‘There are areas of commonality,’ but wealthier investors displayed ‘a deeper level of comfort with the market and confidence in their ability to navigate the market.’
“There are areas of commonality,” Choi, one of the authors, told MarketWatch. But wealthier investors displayed “a deeper level of comfort with the market and confidence in their ability to navigate the market.” In the nationally representative sample, “you see a lot of discomfort with the market.”
Choi cautioned against reading too much into the wide percentage ranges between the wealthy survey sample and the nationally representative one. “It could just be the wealthy using a different scale internally,” he noted.
Around 55% of Americans own stock, according to Gallup data from earlier this year. That’s essentially unchanged in the past 10 years, but it’s below the 62% mark in the early- and mid-2000s, the data shows. Richer poll participants were more likely to own stock, the poll shows. Eighty-four percent of people making at least $100,000 said they owned stock.
The new study asked about stock ownership in broad terms, which could cover investments including a 401(k) account, a brokerage account, individual stock ownership and more, Choi noted.
In one interesting twist, wealthy investors on the whole said “high-momentum” stocks provided lower expected returns than “low-momentum stocks.” But researchers noted more people in the representative sample saw it the other way around.
Momentum relates to the rate of change in a price. Historically, high momentum stocks had high average returns, the study noted.
The advice gap
Around two-thirds of the wealthy survey participants had a professional adviser of some sort, according to the new research. But other data suggests many people go without professional advice.
Three quarters of people told a CNBC and Acorns Invest in You Savings Survey last year that they managed their own finances.
One reason could be the cost of professional advice. Many advisers work on a percentage basis, charging 0.25% to 1% of a client’s account, according to the personal finance website NerdWallet. Other advisers can charge a flat fee that ranges from $2,500 to $7,000 a year.
“Financial advice is expensive,” Choi said. “For somebody with a small amount of assets, it can often not be very economical to get that advice professionally. Whereas with wealthy investors, there’s a lot of dollars to spread usefulness of that advice.”

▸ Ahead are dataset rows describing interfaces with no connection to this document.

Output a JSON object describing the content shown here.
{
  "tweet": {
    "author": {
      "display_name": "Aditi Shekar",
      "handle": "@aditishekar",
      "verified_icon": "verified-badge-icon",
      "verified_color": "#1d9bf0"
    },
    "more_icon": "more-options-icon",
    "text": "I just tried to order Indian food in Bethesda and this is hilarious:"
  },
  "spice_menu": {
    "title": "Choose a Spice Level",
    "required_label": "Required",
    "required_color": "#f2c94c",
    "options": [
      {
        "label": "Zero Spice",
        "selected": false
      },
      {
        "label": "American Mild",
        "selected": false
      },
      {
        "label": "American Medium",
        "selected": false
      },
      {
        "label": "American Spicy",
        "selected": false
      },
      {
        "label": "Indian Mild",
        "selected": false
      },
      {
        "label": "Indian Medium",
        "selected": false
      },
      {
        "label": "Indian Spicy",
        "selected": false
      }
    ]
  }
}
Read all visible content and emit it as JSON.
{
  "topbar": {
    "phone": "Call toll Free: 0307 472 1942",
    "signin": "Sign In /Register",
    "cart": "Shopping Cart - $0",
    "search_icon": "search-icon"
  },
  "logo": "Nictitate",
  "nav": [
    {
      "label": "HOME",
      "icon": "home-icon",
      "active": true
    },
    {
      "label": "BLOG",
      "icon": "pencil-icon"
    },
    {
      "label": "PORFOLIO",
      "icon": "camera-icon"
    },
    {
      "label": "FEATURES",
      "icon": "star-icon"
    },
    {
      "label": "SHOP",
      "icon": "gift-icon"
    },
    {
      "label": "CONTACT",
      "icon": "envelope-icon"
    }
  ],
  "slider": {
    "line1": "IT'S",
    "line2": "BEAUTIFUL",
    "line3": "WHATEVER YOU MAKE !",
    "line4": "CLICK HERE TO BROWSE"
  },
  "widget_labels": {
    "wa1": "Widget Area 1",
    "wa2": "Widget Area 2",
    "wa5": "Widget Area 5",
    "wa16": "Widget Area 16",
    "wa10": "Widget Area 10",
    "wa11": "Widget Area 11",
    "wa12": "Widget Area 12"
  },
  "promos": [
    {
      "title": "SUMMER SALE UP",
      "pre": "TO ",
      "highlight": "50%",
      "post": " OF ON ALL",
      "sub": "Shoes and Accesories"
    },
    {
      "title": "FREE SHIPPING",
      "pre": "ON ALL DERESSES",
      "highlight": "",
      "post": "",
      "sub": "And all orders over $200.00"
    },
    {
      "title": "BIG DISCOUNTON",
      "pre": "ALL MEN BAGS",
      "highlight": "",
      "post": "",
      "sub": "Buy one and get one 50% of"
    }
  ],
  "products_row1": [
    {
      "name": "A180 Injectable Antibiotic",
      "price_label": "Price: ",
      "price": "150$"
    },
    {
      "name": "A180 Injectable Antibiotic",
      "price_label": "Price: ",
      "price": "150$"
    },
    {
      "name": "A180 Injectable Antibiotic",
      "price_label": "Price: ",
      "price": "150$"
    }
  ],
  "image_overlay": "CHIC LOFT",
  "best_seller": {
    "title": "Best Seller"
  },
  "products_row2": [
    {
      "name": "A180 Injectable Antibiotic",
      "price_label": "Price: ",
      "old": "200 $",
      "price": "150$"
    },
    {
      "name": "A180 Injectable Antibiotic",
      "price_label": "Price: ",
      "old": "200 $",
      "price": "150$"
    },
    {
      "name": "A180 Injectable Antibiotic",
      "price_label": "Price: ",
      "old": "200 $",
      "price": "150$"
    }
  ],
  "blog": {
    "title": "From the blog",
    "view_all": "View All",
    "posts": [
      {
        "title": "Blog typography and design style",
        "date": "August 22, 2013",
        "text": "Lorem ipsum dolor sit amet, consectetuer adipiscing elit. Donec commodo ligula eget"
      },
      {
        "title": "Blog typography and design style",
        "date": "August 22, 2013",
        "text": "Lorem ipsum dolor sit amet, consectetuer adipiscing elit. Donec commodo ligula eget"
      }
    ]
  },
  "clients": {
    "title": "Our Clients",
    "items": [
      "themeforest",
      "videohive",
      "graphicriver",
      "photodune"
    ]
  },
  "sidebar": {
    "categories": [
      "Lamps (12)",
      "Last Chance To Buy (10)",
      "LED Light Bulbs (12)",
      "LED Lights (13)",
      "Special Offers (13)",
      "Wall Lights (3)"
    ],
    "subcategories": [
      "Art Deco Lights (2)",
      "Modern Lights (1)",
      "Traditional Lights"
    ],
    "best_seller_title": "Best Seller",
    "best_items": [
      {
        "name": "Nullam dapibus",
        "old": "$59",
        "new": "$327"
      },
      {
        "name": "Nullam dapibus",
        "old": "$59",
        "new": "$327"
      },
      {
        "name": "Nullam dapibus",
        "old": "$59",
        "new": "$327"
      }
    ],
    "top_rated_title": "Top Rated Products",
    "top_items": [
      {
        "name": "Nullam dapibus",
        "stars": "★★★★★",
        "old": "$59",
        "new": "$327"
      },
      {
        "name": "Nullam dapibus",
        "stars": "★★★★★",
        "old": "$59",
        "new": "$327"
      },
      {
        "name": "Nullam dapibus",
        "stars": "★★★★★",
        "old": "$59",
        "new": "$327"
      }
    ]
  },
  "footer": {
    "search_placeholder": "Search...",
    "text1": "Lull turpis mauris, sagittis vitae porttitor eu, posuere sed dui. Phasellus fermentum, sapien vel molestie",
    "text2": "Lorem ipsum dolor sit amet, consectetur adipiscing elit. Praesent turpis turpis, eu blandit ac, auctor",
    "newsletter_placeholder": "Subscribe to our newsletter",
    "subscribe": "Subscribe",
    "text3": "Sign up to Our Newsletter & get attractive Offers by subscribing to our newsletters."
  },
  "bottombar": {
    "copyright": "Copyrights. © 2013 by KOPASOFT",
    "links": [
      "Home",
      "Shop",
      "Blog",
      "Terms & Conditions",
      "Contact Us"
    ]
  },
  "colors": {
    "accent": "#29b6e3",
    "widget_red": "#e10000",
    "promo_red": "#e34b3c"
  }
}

Some financial advisors weren’t surprised by the divide between the two investing groups.
‘We are a field that has had an image problem — we present ourselves as a solution for wealthy families and individuals, and that perception lingers.’
“The discrepancy is surely based on the perception that financial planning is meant for people who have wealth. We are a field that has had an image problem — we present ourselves as a solution for wealthy families and individuals, and that perception lingers,” said Karen Van Voorhis, director of financial planning at Daniel J. Galli & Associates in Norwell, Mass.
“Just saying ‘I work for a wealth management firm’ creates an impression that a firm is for only certain people,” she added. The field has become more accessible, according to Van Voorhis. “But ‘regular people’ still don’t think that professional financial advice is for them — we have more work to do on this.”
Meanwhile, Michael Simmons’ best clients in more than two decades of offering financial advice “are those who are willing to take advice. Generally speaking, anyone willing to pay for advice usually is also keen on following it,” said Simmons, a member and director of financial planning at Transitions Wealth Management in Denver, Colorado.
The rise of discount brokerage accounts, with their reduced fees and commissions, has been a boon for the investing public, he said.
“Unfortunately, it’s also created the illusion that paying for financial planning or advice is neither needed nor in an investor’s best interest as it can be seen from the lens of the average investor as an expense without value,” Simmons said.